Now that it's back to business in the National Hockey League, the hard part begins for Pat Quinn, Curtis Joseph and the Toronto Maple Leafs.
The hard part is the question of how Joseph's Olympic experience will affect his relationship with Quinn, the head coach and general manager, and how it will affect Joseph's future with the team.
Joseph has declined to comment on his personal situation regarding the Canadian Olympic team ever since Martin Brodeur was promoted to the No. 1 goaltender over him, beginning with the second game of the Salt Lake tournament.
But those close to Joseph say he was bitterly disappointed not to get another start after Canada's opening 5-2 loss to Sweden. Quinn had said one of his plans was to give Joseph two starts in the preliminary round, but that went out the window when Joseph struggled against Sweden.
Brodeur started against Germany, as planned, and then started the final game of the round robin against the Czech Republic. Brodeur played so well in the Czech game that he became the obvious choice as the starter the rest of the way.
However, sources close to Joseph say he was promised the Czech start and was extremely unhappy that he didn't get it. Joseph is a proud man and fierce competitor and wanted that start to prove he could be the top goaltender.
Since Joseph is not one to forget a slight, many believe this could result in his departure from the Leafs when he becomes an unrestricted free agent. One thing Joseph could do is demand a trade before the NHL trade deadline in March.
Among the teams that might be looking for a goaltender are the Philadelphia Flyers and St. Louis Blues.
Quinn said Brodeur became the No. 1 goalie for a variety of reasons and implied he was hoping a gold medal would ease Joseph's disappointment.
"[Joseph]is happy today," Quinn said. "He might have been happier if he was the guy who was in net, but he wasn't.
"Yet he was still part of this gold medal, a big part."
The problem for Joseph is he got caught in the Canadian team's early struggles and when things started getting better, Quinn was reluctant to tinker with success.
"That's part superstition," Quinn said. "All kinds of things come to play.

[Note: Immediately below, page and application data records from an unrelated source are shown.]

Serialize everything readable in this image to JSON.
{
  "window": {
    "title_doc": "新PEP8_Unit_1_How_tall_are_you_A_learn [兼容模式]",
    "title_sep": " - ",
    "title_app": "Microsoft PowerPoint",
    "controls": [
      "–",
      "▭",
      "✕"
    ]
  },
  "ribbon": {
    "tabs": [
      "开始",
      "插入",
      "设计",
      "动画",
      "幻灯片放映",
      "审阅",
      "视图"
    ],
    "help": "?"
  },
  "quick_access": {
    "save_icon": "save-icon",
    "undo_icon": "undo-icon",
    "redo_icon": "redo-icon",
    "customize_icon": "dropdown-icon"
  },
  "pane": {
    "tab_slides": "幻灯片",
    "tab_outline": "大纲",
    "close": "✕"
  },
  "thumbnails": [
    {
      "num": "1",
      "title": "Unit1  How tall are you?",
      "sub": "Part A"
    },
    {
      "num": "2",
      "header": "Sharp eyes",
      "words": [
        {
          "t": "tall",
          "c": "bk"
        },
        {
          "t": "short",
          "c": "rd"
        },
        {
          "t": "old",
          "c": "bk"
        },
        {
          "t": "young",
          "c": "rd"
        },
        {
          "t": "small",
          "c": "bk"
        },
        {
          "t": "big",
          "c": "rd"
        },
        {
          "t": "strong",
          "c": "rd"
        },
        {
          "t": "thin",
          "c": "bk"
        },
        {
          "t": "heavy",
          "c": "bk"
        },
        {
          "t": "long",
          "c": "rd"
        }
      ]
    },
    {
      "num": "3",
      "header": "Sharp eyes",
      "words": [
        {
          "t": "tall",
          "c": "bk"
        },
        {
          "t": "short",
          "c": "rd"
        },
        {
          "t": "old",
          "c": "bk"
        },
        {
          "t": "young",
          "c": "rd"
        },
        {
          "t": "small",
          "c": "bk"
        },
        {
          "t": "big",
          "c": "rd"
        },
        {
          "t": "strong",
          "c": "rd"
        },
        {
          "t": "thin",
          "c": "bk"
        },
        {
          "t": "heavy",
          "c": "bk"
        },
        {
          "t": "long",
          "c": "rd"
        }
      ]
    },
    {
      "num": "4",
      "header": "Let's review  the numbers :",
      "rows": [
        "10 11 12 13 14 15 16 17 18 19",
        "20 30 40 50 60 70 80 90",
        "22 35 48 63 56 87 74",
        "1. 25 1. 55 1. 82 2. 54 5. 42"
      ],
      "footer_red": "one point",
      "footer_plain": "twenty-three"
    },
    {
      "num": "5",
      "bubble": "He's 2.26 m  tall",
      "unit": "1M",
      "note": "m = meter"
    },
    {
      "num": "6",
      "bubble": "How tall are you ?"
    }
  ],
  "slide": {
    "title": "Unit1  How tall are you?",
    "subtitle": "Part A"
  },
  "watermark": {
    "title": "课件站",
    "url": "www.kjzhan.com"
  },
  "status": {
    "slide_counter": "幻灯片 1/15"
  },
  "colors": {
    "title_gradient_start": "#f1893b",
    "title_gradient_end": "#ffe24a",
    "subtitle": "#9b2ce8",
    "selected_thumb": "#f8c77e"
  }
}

It seems as we were getting better I just didn't want to make a change.
"That was hard because, heck, I love him. I think he's a great young guy. He was such a pro, he practised hard and supported Marty, supported his teammates."
Aside from Quinn, the Olympics were not a joyful experience for the Maple Leafs. Captain Mats Sundin was considered the best player in the tournament in the early going, but that all collapsed into a storm of fury when Sweden was upset by Belarus in the quarter-finals.
Defencemen Aki Berg and Jyrki Lumme played for Finland, which was knocked off by Canada in the quarter-finals. Centre Robert Reichel was on the Czech team, which was eliminated by the Russians, and defenceman Dmitry Yushkevich did not even get to play for Russia when a blood clot was discovered in his leg just before the Olympics.
The Leafs will get back to action tonight against the Carolina Hurricanes and then Joseph will face Brodeur, his Olympic teammate, on Friday when the Leafs travel to New Jersey to play the Devils.